Despite all that’s been written about the Millennial Generation, attracting them is not about free coffee and frozen yogurt. Top talent has numerous options and the Millennials are no exception. They display an admirable work ethic, often intertwining the professional with the personal throughout the day. But they value a work/life balance more than their older peers. Recognize these characteristics and understand how to leverage that desire. From flexible work hours and telecommuting to team-oriented physical environments and Bring Your Own Device (BYOD) to work, a change from the traditional can position your company strongly with this generation.

Similarly, great brands are not as important to Millennials as they are to Boomers. There are more important variables for this generation.
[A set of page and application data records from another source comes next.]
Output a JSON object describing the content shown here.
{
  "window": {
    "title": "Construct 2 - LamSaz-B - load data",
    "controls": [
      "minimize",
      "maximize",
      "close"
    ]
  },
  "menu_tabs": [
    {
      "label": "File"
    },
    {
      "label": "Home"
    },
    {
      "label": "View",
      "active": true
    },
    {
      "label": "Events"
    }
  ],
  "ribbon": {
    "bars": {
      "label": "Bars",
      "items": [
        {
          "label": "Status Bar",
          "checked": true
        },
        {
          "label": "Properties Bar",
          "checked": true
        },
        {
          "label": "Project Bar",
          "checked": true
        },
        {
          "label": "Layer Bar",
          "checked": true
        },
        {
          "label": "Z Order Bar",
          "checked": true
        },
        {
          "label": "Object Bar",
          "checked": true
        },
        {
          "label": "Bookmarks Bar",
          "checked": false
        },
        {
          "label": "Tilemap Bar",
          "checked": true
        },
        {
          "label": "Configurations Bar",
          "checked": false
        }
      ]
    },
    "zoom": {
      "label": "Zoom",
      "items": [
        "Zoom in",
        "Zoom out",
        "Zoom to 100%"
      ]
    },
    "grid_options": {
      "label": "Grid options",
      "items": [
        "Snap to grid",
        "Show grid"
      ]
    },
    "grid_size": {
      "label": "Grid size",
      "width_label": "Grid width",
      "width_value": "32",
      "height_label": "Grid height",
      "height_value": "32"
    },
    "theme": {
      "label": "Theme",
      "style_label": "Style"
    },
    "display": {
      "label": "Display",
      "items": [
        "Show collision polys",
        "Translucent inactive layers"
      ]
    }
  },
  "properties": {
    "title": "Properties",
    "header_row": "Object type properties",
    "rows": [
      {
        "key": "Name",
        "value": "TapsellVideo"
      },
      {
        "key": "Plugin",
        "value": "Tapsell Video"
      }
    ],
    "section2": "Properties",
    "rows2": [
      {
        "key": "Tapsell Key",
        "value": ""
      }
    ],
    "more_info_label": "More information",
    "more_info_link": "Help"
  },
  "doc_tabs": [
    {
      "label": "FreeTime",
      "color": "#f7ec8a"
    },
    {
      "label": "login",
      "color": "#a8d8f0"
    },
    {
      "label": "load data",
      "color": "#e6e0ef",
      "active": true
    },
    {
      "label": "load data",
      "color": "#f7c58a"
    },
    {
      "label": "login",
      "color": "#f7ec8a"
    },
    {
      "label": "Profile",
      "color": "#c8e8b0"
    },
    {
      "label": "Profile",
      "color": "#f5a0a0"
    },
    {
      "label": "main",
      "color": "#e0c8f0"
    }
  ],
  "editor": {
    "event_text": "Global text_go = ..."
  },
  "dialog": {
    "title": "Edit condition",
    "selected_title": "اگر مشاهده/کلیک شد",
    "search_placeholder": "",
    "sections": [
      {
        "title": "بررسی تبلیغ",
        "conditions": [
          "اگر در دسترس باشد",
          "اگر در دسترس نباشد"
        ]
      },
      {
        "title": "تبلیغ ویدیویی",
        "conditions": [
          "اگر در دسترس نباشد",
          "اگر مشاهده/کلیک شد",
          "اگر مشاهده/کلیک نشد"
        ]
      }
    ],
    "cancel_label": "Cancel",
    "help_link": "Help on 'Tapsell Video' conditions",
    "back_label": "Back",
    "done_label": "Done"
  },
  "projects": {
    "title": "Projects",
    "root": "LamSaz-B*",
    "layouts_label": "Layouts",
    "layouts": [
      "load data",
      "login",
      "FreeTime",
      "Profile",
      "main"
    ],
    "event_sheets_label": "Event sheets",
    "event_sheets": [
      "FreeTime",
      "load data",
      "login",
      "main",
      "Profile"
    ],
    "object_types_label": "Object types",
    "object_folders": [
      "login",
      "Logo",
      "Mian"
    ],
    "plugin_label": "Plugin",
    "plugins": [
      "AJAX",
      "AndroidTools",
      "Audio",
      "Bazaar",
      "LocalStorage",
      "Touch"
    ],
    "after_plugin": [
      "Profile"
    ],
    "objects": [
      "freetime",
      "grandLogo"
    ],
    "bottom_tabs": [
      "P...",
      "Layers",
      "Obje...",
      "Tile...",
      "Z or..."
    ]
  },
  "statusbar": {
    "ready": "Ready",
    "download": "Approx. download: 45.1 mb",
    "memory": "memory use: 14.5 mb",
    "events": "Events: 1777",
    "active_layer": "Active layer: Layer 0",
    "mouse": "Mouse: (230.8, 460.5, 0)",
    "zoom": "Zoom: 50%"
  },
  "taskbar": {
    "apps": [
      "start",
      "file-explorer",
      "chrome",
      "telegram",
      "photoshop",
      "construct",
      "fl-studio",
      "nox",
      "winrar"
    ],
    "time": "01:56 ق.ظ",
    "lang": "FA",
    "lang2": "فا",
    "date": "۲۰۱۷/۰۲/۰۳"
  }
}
An excellent work environment with opportunities for advancement and a mission that matters both trump a strong brand alone. Marquee brands like Apple and Google embrace these concepts and it shows in the consistently high level of talent they attract. They understand that top companies find top talent. Demand is high, especially with the advent of Big Data, and supply is low. They embrace workplace dynamics and use those dynamics to your advantage.

They also embrace social media. The headline of this paper speaks for itself. Simply tweeting job openings will not result in finding top talent. But using social media in your recruiting strategy, relationship building, and professional networking is imperative; especially given the importance of younger candidates. According to Wanted Analytics, a business intelligence firm catering to the HR industry, September saw a 43 percent increase in HR jobs that require social media skills.

That dramatic increase along with a solid demand for HR personnel makes finding top HR talent a challenge as well. Recruiters, Payroll Specialists, Staffing Coordinators, and HR Supervisors are all in high demand. Apply the same approach to attracting top HR talent that you do to the rest of the workforce. Whether you handle recruiting internally, outsource it to an executive recruiting firm, or use a hybrid approach, the same principles apply.

Labor force estimates predict that within the next 10 years, we will have five different generations in the workforce—the Greatest Generation (born prior to 1945), Baby Boomers (born between 1945-1964), Generation X (1965-1980), Millennials (1981-2000), and Generation Z (born after 2001). It is an unprecedented occurrence. Understanding the characteristics of each age group and how to blend them together to yield optimal results is a significant challenge. A comprehensive human resources recruiting strategy, an understanding of generational dynamics, and quality HR personnel and executive recruiters will give you a competitive edge in the talent recruiting and retention process.

Social media is an important tactic. But it’s not a recruiting strategy. Your strategy should reflect your culture; embrace generational differentiation; tailor recruiting to your organizational needs; and be reflected by everyone. And that—in 140 characters—is how you recruit top talent.